-- Work task --
Draw out every line with the word "page" from the listing below.

-- Raw data --

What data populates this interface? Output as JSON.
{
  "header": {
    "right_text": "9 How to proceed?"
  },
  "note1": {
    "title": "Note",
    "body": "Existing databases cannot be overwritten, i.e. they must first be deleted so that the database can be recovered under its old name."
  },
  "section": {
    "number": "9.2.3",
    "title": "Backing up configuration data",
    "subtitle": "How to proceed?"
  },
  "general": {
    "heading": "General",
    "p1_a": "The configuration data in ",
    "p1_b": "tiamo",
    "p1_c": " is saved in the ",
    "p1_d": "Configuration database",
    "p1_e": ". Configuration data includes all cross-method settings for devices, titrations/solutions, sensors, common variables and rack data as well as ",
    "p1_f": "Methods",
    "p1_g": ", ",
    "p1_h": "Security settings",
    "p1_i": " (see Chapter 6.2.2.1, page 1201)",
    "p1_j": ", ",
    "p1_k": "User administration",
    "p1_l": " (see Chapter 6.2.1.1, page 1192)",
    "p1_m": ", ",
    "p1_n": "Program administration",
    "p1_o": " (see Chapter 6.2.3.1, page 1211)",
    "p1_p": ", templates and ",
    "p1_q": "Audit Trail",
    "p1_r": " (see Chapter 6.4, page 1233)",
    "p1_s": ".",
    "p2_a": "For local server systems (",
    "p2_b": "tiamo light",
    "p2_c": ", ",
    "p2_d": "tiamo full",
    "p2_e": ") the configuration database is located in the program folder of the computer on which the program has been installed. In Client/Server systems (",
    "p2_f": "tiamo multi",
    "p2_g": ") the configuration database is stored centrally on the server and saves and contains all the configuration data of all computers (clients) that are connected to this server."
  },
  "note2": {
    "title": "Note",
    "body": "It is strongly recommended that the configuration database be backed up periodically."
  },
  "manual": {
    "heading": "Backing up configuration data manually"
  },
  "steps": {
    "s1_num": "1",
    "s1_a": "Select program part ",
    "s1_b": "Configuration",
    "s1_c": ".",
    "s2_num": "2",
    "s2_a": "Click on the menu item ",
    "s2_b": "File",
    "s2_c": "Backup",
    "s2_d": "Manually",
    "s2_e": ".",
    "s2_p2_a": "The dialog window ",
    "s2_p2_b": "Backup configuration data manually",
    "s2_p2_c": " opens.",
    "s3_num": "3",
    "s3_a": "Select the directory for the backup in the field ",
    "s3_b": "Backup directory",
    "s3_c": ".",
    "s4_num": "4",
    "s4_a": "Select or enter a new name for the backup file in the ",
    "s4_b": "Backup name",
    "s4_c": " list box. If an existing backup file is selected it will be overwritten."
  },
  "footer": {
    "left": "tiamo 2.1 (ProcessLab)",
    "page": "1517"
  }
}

-- Exercise output --
    "p1_i": " (see Chapter 6.2.2.1, page 1201)",
    "p1_l": " (see Chapter 6.2.1.1, page 1192)",
    "p1_o": " (see Chapter 6.2.3.1, page 1211)",
    "p1_r": " (see Chapter 6.4, page 1233)",
    "page": "1517"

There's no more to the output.